- _WHAT TO DO_
When you respond, restate each record exactly as it is given.

- _EXERCISE INPUT_
══════════════════════════════
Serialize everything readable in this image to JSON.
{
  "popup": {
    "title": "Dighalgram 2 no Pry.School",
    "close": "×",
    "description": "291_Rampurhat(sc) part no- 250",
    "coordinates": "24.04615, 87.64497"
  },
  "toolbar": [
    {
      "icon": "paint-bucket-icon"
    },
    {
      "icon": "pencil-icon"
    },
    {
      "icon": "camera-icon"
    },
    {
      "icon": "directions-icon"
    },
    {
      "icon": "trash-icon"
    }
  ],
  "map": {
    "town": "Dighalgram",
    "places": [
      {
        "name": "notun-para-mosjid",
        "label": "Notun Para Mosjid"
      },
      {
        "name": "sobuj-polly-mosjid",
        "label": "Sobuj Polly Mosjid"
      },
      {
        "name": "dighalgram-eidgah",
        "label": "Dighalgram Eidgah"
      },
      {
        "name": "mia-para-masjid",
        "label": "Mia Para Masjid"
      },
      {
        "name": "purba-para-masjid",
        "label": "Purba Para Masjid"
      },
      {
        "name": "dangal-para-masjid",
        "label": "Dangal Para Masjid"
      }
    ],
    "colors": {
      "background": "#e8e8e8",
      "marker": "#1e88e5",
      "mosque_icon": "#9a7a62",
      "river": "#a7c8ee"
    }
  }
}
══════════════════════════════
- _RESULT OF THE EXERCISE_
Serialize everything readable in this image to JSON.
{
  "popup": {
    "title": "Dighalgram 2 no Pry.School",
    "close": "×",
    "description": "291_Rampurhat(sc) part no- 250",
    "coordinates": "24.04615, 87.64497"
  },
  "toolbar": [
    {
      "icon": "paint-bucket-icon"
    },
    {
      "icon": "pencil-icon"
    },
    {
      "icon": "camera-icon"
    },
    {
      "icon": "directions-icon"
    },
    {
      "icon": "trash-icon"
    }
  ],
  "map": {
    "town": "Dighalgram",
    "places": [
      {
        "name": "notun-para-mosjid",
        "label": "Notun Para Mosjid"
      },
      {
        "name": "sobuj-polly-mosjid",
        "label": "Sobuj Polly Mosjid"
      },
      {
        "name": "dighalgram-eidgah",
        "label": "Dighalgram Eidgah"
      },
      {
        "name": "mia-para-masjid",
        "label": "Mia Para Masjid"
      },
      {
        "name": "purba-para-masjid",
        "label": "Purba Para Masjid"
      },
      {
        "name": "dangal-para-masjid",
        "label": "Dangal Para Masjid"
      }
    ],
    "colors": {
      "background": "#e8e8e8",
      "marker": "#1e88e5",
      "mosque_icon": "#9a7a62",
      "river": "#a7c8ee"
    }
  }
}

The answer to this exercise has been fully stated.